Ebola has claimed the lives of more than 10,000 people in West Africa. Since last summer, researchers have rushed to get anti-Ebola vaccines into clinical trials. While it's too early to say that any of the potential vaccines work, some scientists say they are seeing strong results from some of the studies. VOA's Carol Pearson reports.
Video

Video Philippines Wants Tourists Spending Money at New Casinos

Tourism is a multi-billion dollar industry in the Philippines. Close to five million foreign visitors traveled there last year, perhaps lured by the country’s tropical beaches. But Jason Strother reports from Manila that the country hopes to entice more travelers to stay indoors and spend money inside new casinos.
Video

Video Civilian Casualties Push Men to Join Rebels in Ukraine

The continued fighting in eastern Ukraine and the shelling of civilian neighborhoods seem to be pushing more men to join the separatist fighters. Many of the new recruits are residents of Ukraine made bitter by new grievances, as well as old. VOA's Patrick Wells reports.
Video

Video Islamic State Prisoners Talk of Curiosity, God, Regret

Islamic State fighter, a prisoner of Kurdish YPG forces, asked his family asking for forgiveness: "I destroyed myself and I destroyed them along with me." The Syrian youth was one of two detainees who spoke to VOA’s Kurdish Service about the path they chose; their names have been changed and identifying details obscured. VOA's Zana Omer reports.
Video

Video Germanwings Findings Raise Issue of Psychological Testing for Pilots

More is being discovered about the co-pilot in the crash of Germanwings Flight 9525 in the French Alps. Investigators say he was hiding a medical condition, raising questions about the mental qualifications of pilots. VOA's Carolyn Presutti reports.
Video

Video Liberia's Almost Last Ebola Patient Grateful but Still Grieving

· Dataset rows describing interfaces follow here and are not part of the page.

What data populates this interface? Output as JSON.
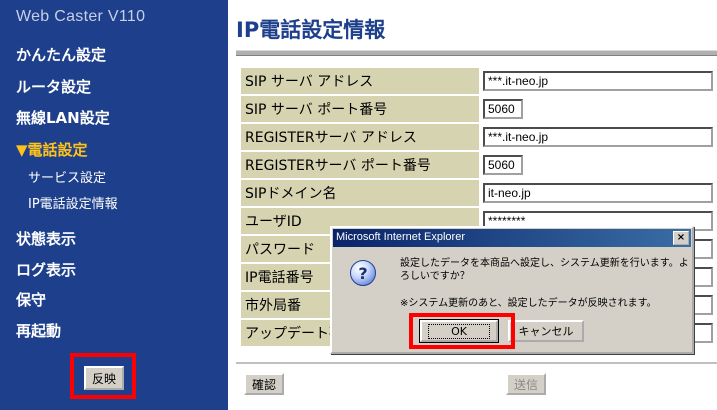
{
  "sidebar": {
    "brand": "Web Caster V110",
    "items": [
      {
        "label": "かんたん設定"
      },
      {
        "label": "ルータ設定"
      },
      {
        "label": "無線LAN設定"
      },
      {
        "label": "▼電話設定"
      },
      {
        "label": "サービス設定"
      },
      {
        "label": "IP電話設定情報"
      },
      {
        "label": "状態表示"
      },
      {
        "label": "ログ表示"
      },
      {
        "label": "保守"
      },
      {
        "label": "再起動"
      }
    ],
    "apply_label": "反映"
  },
  "main": {
    "title": "IP電話設定情報",
    "rows": [
      {
        "label": "SIP サーバ アドレス",
        "value": "***.it-neo.jp"
      },
      {
        "label": "SIP サーバ ポート番号",
        "value": "5060"
      },
      {
        "label": "REGISTERサーバ アドレス",
        "value": "***.it-neo.jp"
      },
      {
        "label": "REGISTERサーバ ポート番号",
        "value": "5060"
      },
      {
        "label": "SIPドメイン名",
        "value": "it-neo.jp"
      },
      {
        "label": "ユーザID",
        "value": "********"
      },
      {
        "label": "パスワード",
        "value": ""
      },
      {
        "label": "IP電話番号",
        "value": ""
      },
      {
        "label": "市外局番",
        "value": ""
      },
      {
        "label": "アップデート確",
        "value": ""
      }
    ],
    "confirm_label": "確認",
    "send_label": "送信"
  },
  "dialog": {
    "title": "Microsoft Internet Explorer",
    "close_symbol": "×",
    "icon_glyph": "?",
    "message": "設定したデータを本商品へ設定し、システム更新を行います。よろしいですか？",
    "note": "※システム更新のあと、設定したデータが反映されます。",
    "ok_label": "OK",
    "cancel_label": "キャンセル"
  },
  "colors": {
    "sidebar_bg": "#1d3f8c",
    "active_menu": "#ffc21a",
    "label_cell_bg": "#d6d3b1",
    "highlight": "#ff0000"
  }
}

Beatrice Yardolo was to make history as Liberia’s last Ebola patient. Liberians recently started counting down 42 days, the period that has to go by without a single new infection until the World Health Organization can declare a country Ebola-free. That countdown stopped on March 20 when there was another new case of Ebola, making Yardolo’s story a reminder that Ebola is far from over. Benno Muchler reports from Monrovia.
Video

Video Cambodian Land Grabs Threaten Traditional Communities

Indigenous communities in Cambodia's Ratanakiri province say the government’s economic land concession policy is taking away their land and traditional way of life, making many fear that their identity will soon be lost. Local authorities, though, have denied this is the case. VOA's Say Mony went to investigate and filed this report, narrated by Colin Lovett.

VOA Blogs

Circumventing Censorship

An Internet Primer for Healthy Web Habits

As surveillance and censoring technologies advance, so, too, do new tools for your computer or mobile device that help protect your privacy and break through Internet censorship.
More